Luisa Moreno, 1927

Luisa Moreno, 1927

Gift of Vicki L. Ruiz  

The FBI harassed her. The U.S. government deemed her an un-American communist. The Immigration and Naturalization Service nearly deported her. But Luisa Moreno dedicated herself to civil rights and to improving working conditions for laborers, especially Latinas.

 

Luisa Moreno was born in Guatemala in 1907, and in her youth advocated for women’s rights. She spent time in Mexico before she migrated to New York in 1929 and became a labor organizer.

From Latin America to the United States

As a young woman Luisa Moreno was an avid writer. She worked for a brief period as a journalist and enjoyed writing poetry. At the age of 20 years old, she published El Vendedor de Cocuyos (The Seller of Fireflies).

While in Mexico, Luisa Moreno published this poetry book, in 1927.

While in Mexico, Luisa Moreno published this poetry book, in 1927.

Gift of Vicki L. Ruiz  

Draft of poem written by Luisa Moreno.

Draft of poem written by Luisa Moreno.

Gift of Vicki L. Ruiz  

Draft of poem written by Luisa Moreno.

Draft of poem written by Luisa Moreno.

Gift of Vicki L. Ruiz

Organizing for Change

Luisa Moreno worked with several unions throughout the 1930s and 1940s. Her bilingual outreach sought to improve working conditions in fields and canneries in the Southwest. She wrote pamphlets, organized strikes, and encouraged participation in unions.

Affiliated Congress of Industrial Organizations, around late 1930s

Affiliated Congress of Industrial Organizations, around late 1930s

International Ladies Garment Worker Union Convention Badge, 1937

International Ladies Garment Worker Union Convention Badge, 1937

Cannery Workers, American Federation of Labor, 1939  

Cannery Workers, American Federation of Labor, 1939  

Gift of W. E. Martin

Cannery Workers and Farm Laborers Union, 1937 

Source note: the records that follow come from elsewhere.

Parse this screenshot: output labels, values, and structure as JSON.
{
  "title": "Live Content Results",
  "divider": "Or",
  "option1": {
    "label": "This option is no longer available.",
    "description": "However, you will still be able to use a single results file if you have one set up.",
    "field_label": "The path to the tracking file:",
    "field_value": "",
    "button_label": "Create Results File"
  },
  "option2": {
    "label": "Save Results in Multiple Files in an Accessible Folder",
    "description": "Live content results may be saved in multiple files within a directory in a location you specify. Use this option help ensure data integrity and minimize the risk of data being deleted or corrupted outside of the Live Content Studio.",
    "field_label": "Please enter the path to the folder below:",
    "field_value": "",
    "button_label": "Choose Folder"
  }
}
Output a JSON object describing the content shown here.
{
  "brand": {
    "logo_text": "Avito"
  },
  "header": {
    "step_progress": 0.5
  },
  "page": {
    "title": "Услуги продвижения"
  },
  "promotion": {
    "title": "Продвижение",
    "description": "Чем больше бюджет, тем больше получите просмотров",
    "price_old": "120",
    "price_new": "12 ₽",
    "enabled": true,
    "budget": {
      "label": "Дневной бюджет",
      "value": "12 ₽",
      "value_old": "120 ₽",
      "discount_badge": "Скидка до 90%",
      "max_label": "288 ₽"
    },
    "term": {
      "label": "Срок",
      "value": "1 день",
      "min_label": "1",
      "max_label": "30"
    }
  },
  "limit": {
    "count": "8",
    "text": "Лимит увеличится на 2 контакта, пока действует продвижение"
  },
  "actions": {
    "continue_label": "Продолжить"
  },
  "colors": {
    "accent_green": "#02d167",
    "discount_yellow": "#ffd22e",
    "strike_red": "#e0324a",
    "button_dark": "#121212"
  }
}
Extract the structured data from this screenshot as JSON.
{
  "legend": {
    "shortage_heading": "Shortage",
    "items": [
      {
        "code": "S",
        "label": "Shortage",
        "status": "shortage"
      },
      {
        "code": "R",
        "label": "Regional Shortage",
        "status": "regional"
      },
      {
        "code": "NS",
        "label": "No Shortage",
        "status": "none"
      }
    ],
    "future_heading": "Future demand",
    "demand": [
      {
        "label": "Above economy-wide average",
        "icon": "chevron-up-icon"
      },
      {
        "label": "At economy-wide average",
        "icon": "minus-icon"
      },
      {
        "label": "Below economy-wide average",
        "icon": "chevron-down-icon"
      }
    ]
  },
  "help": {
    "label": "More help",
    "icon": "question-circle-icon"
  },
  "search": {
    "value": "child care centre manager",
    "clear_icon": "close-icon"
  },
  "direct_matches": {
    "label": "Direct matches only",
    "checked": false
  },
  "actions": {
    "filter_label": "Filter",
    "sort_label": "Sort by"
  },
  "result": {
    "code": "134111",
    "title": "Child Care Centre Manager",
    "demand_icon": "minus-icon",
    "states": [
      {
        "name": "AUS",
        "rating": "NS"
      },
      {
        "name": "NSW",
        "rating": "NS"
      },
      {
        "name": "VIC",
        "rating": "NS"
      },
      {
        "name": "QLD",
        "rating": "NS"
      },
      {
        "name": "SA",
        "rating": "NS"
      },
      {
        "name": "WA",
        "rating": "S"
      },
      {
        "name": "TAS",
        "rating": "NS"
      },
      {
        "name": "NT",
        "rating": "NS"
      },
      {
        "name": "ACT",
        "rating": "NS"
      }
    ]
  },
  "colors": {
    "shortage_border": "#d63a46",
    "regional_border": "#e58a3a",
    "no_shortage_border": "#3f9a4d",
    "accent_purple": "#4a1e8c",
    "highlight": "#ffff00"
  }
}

Cannery Workers and Farm Laborers Union, 1937 

Gift in memory of Gordon Montgomery Connelly

United Labor May Day 50th Anniversary 1936 

United Labor May Day 50th Anniversary 1936 

Gift of Sam Steinhart

American Federation of Labor, around 1930s

American Federation of Labor, around 1930s

Moreno worked with groups, such as the United Cannery, Agricultural, Packing, and Allied Workers of America (UCAPAWA), that largely represented Latina laborers. These women in particular were paid low wages for long hours of manual labor and faced workplace abuse.

Moreno brought together more than 100 groups in 1938 for El Congreso de Pueblos de Habla Española, the Spanish-Speaking People's Congress. The organization advocated for fair treatment of Latino/a laborers in the United States, both immigrants and citizens, and was one of the first U.S. assemblies focused on Latino/a civil rights.

Luisa Moreno's shawl

Luisa Moreno's shawl

Gift of Vicki L. Ruiz

Facing Backlash

“They can talk about deporting me . . . but they can never deport the people that I’ve worked with and with whom things were accomplished for the benefit of hundreds of thousands of workers . . .” – Luisa Moreno

Pamphlet to rally national attention and halt Luisa Moreno’s deportation, around 1949

Pamphlet to rally national attention and halt Luisa Moreno’s deportation, around 1949

Gift of Vicki L. Ruiz.

Pamphlet to rally national attention and halt Luisa Moreno’s deportation, around 1949

Pamphlet to rally national attention and halt Luisa Moreno’s deportation, around 1949

Gift of Vicki L. Ruiz

Luisa Moreno’s labor organizing and civil rights activism drew the ire of the U.S. government during a time when anti-Latino and anti-Communist sentiments were high. Facing imminent deportation, Moreno left the United States in 1950.